As an aspiring poet, Olaf-son eventually dropped out of university, taking jobs as a short-order cook and construction worker. He eventually drifted to Saturna Island. One day, he hitchhiked to Victoria. Olafson ended up at the now-defunct Gallerie Untitled on Government Street. Chatting with gallery staff, including artist Miles Lowry, Olafson learned there was an offset press on site.
It gave him an idea. In 1982, Olafson started Ekstasis Editions as a one-man operation in the gallery's basement. Olaf-son's first project was to get his own poetry collection, Blood of the Moon, into print. Lowry designed the cover. Olafson bound hundreds of editions himself.
When funds got low, he sewed together copies using dental floss.
Embracing art over commerce has not been easy.
Ekstasis has, over the years, weathered its share of financial troubles.
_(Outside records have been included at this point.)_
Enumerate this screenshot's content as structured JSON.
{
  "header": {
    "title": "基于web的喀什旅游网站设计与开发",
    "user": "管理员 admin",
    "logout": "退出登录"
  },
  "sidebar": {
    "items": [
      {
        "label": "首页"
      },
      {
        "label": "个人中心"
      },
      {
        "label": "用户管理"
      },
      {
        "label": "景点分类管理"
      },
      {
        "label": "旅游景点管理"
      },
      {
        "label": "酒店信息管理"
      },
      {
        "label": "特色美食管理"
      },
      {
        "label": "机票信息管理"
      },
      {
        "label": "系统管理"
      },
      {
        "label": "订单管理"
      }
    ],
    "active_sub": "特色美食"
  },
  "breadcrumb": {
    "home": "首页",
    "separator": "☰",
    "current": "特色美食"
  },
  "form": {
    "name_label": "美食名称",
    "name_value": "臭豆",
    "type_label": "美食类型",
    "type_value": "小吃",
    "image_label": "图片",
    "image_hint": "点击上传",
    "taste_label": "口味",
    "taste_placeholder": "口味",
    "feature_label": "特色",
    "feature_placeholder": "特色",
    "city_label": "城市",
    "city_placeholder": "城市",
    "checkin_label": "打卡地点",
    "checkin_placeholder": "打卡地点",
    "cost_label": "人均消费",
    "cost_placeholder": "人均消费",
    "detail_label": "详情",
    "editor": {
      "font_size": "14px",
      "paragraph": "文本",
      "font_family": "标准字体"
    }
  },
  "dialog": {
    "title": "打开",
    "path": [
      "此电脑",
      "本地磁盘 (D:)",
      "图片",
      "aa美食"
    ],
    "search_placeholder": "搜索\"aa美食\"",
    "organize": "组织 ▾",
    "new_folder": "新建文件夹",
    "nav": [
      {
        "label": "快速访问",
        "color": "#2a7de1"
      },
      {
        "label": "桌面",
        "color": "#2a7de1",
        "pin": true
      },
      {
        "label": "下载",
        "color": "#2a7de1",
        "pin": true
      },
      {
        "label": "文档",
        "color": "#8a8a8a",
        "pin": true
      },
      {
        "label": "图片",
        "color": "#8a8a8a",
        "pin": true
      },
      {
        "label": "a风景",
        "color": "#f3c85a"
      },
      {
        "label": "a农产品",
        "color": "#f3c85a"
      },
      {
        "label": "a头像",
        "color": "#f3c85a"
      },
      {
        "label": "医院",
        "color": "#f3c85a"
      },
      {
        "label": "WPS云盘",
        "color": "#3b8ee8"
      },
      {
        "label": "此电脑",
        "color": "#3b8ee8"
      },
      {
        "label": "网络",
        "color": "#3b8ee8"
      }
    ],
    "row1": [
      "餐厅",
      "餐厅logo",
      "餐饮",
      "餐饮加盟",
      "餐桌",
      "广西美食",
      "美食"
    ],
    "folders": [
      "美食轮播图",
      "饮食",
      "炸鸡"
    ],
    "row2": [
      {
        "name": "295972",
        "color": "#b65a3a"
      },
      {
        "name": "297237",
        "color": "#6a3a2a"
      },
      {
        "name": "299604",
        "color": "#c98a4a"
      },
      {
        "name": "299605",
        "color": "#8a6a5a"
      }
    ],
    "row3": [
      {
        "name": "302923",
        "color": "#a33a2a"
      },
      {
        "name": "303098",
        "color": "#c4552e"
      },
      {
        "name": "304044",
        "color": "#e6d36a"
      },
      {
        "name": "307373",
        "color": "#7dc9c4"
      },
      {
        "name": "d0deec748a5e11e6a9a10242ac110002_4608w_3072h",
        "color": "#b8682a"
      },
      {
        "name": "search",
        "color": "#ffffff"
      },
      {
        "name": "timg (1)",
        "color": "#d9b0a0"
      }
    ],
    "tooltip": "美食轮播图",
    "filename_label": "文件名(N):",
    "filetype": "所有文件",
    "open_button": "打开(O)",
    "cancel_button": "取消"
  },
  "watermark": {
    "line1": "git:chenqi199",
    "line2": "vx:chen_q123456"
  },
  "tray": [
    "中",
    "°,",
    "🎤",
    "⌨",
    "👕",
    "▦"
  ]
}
The worst blow came in 2009, when Olafson learned the Canada Council was cutting its funding, normally between $40,000 and $50,000 a year.
The operation teetered on collapse. "We were always maxing out our credit cards," Sokoloff said.
This year the Canada Council jury saw fit to restore funding with a $32,000 grant. Ekstasis, whose budget fluctuates between $100,000 and $150,000, is now on more solid footing - although Olafson still struggles with the debt incurred over lean times.
"Ekstasis" is from the ancient Greek, meaning to stand or exist outside oneself. Olafson's tiny publishing house - just him, his wife and one employee - is a brook babbling outside the main streams of Canadian publishing. And that's the way he likes it.
"I get excited by every project," said the man who once shared bloody steak with William Burroughs.
"Each book is fresh and new."
On Dec. 8, Ekstasis Editions will hold its Christmas book launch at Martin Batchelor Gallery, 712 Cormorant St., between 2 and 4 p.m.
Authors represented include Linda Rogers, Mike Doyle, Stanley Evans, Janet Vickers, AndrÃ© Lamon-tagne, Richard Olafson and Manolis.
© Copyright 2013